ADVERTISEMENT
ADVERTISEMENT

Killer Kittens

Domestic cats kill billions of birds and mammals every year, making them a top threat to US wildlife.

Jef Akst
Jef Akst

Jef Akst is managing editor of The Scientist, where she started as an intern in 2009 after receiving a master’s degree from Indiana University in April 2009 studying the mating behavior of seahorses.

View full profile.


Learn about our editorial policies.

WIKIMEDIA, JENNIFER BARNARDAs many as 3.7 billion birds and 20.7 billion mammals are killed each year by seemingly unthreatening house cats, according to a study published yesterday (January 30) in Nature Communications. That’s more than the body count from getting hit by cars, running into buildings, or being poisoned by pest control efforts, the researchers said.

On islands, cats have been linked to the extinction of 33 species, BBC News reported, but little was known about their effect on mainland wildlife communities. So researchers from the Smithsonian Conservation Biology Institute (SCBI) and the US Fish and Wildlife Service performed a meta-analysis of previous studies on cats’ predatory impacts, and found that the petite felines kill many more animal deaths than assumed. In total, the authors estimated cats are responsible for the deaths of 1.4 to 3.7 billion birds each year—four times greater than previously estimated—as well as 6.9...

“Our study suggests that they are the top threat to US wildlife,” Pete Marra of the SCBI told BBC News. While stray and feral cats do most of the killing, the authors noted, household pets are by no means innocent. “We hope that the large amount of wildlife mortality indicated by our research convinces some cat owners to keep their cats indoors,” Marra said, “and that it alerts policymakers, wildlife managers and scientists to the large magnitude of wildlife mortality caused by cat predation.”

Interested in reading more?

The Scientist ARCHIVES

Become a Member of

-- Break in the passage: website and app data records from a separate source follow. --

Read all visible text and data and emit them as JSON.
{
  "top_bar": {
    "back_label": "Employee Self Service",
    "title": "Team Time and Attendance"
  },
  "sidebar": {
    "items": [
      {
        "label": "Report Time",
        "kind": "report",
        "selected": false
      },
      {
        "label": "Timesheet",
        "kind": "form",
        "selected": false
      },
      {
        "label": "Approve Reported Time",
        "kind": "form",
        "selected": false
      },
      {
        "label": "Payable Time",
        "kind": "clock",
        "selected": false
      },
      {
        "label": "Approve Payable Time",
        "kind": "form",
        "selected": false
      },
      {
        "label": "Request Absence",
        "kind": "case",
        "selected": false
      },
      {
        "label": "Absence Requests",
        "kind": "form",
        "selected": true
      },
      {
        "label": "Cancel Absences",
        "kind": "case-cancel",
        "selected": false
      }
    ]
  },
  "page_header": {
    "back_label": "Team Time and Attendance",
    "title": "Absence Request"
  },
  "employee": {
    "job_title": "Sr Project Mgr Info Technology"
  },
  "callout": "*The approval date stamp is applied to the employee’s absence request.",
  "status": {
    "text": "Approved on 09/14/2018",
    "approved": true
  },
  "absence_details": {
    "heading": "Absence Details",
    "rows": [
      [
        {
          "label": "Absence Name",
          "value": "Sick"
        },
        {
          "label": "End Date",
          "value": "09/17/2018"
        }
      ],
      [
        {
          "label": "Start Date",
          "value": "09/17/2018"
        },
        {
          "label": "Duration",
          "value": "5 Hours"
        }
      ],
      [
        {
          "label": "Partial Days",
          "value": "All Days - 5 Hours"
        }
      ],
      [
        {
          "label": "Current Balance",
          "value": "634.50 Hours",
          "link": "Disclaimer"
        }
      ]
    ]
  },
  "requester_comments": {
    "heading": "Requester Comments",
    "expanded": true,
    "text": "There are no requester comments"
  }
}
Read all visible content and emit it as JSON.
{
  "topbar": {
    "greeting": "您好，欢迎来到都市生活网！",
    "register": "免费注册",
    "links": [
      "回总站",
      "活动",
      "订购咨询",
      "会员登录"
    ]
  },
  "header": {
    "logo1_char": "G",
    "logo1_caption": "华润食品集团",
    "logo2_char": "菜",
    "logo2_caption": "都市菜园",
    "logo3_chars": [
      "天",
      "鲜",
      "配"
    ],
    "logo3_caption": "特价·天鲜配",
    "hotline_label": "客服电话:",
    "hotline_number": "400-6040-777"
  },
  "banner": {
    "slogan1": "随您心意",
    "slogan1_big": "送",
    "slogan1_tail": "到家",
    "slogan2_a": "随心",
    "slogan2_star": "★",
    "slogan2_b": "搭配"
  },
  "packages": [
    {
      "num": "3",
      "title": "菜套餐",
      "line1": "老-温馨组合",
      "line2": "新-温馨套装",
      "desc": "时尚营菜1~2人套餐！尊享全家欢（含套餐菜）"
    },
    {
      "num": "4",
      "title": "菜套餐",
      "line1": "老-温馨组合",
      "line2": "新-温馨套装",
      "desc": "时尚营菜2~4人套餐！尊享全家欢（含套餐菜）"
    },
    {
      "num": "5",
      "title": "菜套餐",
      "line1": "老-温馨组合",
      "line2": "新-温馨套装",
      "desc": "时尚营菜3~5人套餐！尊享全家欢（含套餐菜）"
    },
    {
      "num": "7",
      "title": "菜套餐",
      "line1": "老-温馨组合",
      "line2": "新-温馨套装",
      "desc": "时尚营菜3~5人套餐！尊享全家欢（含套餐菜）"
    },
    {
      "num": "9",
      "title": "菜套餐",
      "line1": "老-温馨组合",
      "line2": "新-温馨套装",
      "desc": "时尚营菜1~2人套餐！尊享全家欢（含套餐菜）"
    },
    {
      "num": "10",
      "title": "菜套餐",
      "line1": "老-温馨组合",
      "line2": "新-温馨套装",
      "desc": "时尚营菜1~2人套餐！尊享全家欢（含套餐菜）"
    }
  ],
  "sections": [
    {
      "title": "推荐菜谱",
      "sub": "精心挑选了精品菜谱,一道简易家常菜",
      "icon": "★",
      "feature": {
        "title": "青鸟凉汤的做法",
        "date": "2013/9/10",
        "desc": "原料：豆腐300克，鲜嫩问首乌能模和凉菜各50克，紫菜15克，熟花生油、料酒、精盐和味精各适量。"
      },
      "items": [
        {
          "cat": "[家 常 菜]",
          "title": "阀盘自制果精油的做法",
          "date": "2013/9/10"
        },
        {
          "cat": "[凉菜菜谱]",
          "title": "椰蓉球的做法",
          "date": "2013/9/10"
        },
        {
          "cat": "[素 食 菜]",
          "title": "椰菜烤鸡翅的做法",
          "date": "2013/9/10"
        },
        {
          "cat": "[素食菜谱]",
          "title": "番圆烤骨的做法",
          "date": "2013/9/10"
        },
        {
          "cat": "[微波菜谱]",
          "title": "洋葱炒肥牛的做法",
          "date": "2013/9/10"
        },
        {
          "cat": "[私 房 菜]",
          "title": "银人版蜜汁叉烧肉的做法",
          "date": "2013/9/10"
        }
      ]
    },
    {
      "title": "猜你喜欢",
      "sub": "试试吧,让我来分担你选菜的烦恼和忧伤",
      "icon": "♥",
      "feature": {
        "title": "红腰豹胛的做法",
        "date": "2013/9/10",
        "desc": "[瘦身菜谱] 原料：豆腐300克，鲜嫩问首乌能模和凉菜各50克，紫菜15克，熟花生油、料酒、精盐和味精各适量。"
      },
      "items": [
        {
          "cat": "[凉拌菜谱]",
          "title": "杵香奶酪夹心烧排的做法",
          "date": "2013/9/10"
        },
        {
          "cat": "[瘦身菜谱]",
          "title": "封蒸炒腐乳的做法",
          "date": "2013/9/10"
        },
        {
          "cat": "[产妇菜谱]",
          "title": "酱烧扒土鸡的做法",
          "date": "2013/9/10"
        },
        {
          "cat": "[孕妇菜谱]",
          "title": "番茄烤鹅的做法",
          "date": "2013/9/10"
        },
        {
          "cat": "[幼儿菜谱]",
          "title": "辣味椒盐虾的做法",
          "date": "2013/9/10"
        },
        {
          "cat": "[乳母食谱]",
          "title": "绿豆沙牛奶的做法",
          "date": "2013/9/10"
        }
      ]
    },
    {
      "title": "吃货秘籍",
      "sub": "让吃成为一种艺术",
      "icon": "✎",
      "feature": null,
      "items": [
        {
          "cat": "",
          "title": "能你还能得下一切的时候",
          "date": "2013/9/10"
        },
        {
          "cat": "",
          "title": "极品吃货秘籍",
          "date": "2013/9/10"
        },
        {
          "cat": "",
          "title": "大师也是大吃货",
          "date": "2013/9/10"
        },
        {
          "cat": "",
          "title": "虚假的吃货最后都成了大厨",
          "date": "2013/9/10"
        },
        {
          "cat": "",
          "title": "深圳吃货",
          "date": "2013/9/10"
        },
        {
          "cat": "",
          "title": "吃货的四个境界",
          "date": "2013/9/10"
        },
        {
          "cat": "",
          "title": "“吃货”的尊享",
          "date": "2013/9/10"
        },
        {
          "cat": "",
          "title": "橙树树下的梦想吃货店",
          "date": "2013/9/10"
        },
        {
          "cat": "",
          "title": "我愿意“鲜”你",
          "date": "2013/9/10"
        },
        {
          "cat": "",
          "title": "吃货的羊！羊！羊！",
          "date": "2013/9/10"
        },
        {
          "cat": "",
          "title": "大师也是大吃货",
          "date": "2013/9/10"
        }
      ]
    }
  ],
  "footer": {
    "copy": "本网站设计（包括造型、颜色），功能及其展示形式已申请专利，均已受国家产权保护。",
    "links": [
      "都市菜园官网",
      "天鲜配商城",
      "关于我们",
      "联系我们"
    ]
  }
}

Receive full access to more than 35 years of archives, as well as TS Digest, digital editions of The Scientist, feature stories, and much more!
Already a member?
ADVERTISEMENT